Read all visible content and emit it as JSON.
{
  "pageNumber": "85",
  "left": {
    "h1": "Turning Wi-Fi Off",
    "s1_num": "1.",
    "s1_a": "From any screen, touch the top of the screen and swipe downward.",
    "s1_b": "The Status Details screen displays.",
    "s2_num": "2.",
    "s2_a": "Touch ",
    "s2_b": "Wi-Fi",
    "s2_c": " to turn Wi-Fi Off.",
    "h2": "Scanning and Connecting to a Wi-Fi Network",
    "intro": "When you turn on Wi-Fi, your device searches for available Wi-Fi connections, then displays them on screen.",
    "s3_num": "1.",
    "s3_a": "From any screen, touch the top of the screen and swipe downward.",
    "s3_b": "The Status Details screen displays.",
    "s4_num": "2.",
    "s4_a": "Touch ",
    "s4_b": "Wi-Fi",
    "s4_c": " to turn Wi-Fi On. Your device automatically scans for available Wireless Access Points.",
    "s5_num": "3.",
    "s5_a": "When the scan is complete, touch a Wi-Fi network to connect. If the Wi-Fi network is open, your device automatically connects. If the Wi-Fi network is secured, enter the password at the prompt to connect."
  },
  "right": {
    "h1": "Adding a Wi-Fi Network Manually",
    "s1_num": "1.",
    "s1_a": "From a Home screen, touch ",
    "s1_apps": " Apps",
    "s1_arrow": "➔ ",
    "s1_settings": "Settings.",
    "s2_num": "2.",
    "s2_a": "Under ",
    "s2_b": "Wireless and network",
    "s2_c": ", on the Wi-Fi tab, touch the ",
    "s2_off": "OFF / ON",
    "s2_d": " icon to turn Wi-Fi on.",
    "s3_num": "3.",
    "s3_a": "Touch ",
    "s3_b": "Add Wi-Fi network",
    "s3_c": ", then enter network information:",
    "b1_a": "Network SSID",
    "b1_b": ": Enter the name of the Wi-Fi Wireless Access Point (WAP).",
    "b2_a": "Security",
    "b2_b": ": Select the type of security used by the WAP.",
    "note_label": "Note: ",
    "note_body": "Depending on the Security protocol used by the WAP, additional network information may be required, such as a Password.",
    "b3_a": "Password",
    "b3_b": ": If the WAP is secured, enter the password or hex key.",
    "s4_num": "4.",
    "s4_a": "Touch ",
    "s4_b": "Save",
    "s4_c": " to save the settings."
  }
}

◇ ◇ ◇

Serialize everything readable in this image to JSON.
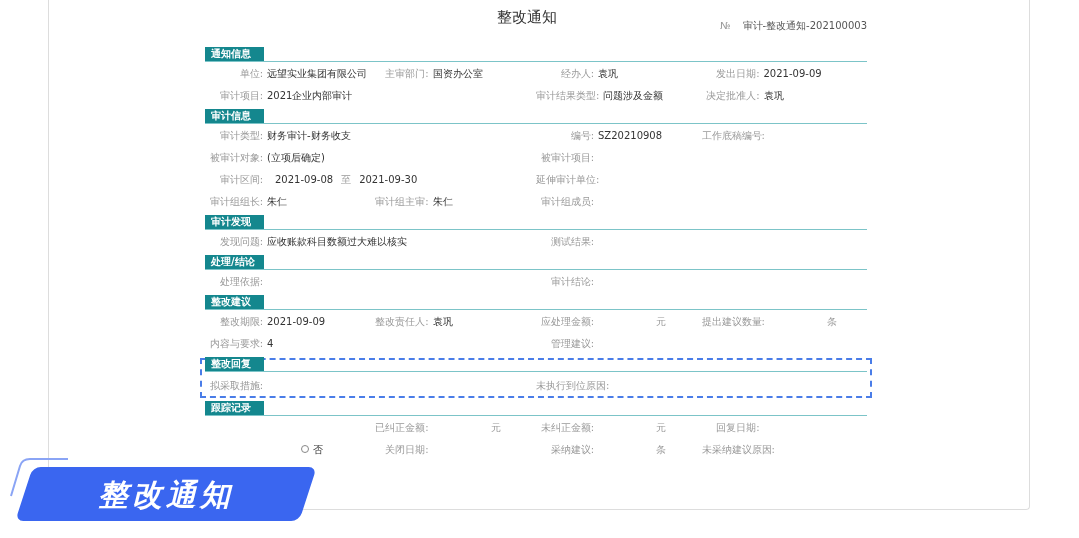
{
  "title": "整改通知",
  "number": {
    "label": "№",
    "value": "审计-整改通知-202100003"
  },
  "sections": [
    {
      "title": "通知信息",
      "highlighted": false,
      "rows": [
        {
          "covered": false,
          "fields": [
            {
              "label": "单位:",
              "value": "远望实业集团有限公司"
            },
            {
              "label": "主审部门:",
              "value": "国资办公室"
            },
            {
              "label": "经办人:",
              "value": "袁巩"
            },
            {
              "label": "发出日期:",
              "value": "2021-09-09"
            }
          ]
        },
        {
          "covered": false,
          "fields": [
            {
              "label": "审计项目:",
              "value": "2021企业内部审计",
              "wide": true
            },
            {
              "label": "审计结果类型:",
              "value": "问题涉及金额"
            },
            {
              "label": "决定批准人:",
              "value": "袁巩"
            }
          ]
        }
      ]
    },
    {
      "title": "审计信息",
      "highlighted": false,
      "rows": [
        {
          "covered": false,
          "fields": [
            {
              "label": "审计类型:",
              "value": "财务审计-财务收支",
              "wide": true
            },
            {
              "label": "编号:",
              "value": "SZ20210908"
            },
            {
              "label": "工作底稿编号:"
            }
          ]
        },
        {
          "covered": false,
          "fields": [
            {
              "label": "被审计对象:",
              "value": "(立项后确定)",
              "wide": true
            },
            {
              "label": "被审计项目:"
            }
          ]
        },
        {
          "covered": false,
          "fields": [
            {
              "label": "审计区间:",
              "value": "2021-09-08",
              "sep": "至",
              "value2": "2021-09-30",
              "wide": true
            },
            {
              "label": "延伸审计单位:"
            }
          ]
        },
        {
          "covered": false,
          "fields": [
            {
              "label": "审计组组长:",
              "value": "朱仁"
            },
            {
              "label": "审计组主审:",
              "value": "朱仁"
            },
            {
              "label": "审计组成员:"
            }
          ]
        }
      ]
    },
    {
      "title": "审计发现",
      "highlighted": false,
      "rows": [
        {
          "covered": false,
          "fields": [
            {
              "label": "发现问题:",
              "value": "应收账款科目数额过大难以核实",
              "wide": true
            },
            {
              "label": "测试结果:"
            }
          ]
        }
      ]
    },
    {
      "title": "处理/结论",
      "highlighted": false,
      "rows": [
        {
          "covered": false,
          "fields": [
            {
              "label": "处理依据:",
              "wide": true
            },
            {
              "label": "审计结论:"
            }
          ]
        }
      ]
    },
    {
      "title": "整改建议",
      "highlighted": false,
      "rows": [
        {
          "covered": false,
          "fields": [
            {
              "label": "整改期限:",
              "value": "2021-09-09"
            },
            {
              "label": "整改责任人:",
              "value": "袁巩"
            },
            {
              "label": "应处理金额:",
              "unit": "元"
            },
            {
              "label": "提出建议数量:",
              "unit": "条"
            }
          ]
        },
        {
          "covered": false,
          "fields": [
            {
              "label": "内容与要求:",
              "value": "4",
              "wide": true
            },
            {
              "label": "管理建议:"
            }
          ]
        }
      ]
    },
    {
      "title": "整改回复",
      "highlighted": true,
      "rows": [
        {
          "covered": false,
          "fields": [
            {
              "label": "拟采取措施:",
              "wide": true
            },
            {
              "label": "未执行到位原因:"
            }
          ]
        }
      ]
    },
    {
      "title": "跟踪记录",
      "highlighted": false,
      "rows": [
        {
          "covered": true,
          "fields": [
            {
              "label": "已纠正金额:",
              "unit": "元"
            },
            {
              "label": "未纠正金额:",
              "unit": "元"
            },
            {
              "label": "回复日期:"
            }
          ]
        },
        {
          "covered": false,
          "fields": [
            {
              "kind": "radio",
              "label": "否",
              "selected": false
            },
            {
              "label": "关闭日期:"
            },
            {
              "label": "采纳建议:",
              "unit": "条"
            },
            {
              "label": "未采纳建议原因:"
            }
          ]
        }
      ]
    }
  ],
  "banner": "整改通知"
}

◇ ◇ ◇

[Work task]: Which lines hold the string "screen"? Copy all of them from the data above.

[Your response]:
    "s1_a": "From any screen, touch the top of the screen and swipe downward.",
    "s1_b": "The Status Details screen displays.",
    "intro": "When you turn on Wi-Fi, your device searches for available Wi-Fi connections, then displays them on screen.",
    "s3_a": "From any screen, touch the top of the screen and swipe downward.",
    "s3_b": "The Status Details screen displays.",
    "s1_a": "From a Home screen, touch ",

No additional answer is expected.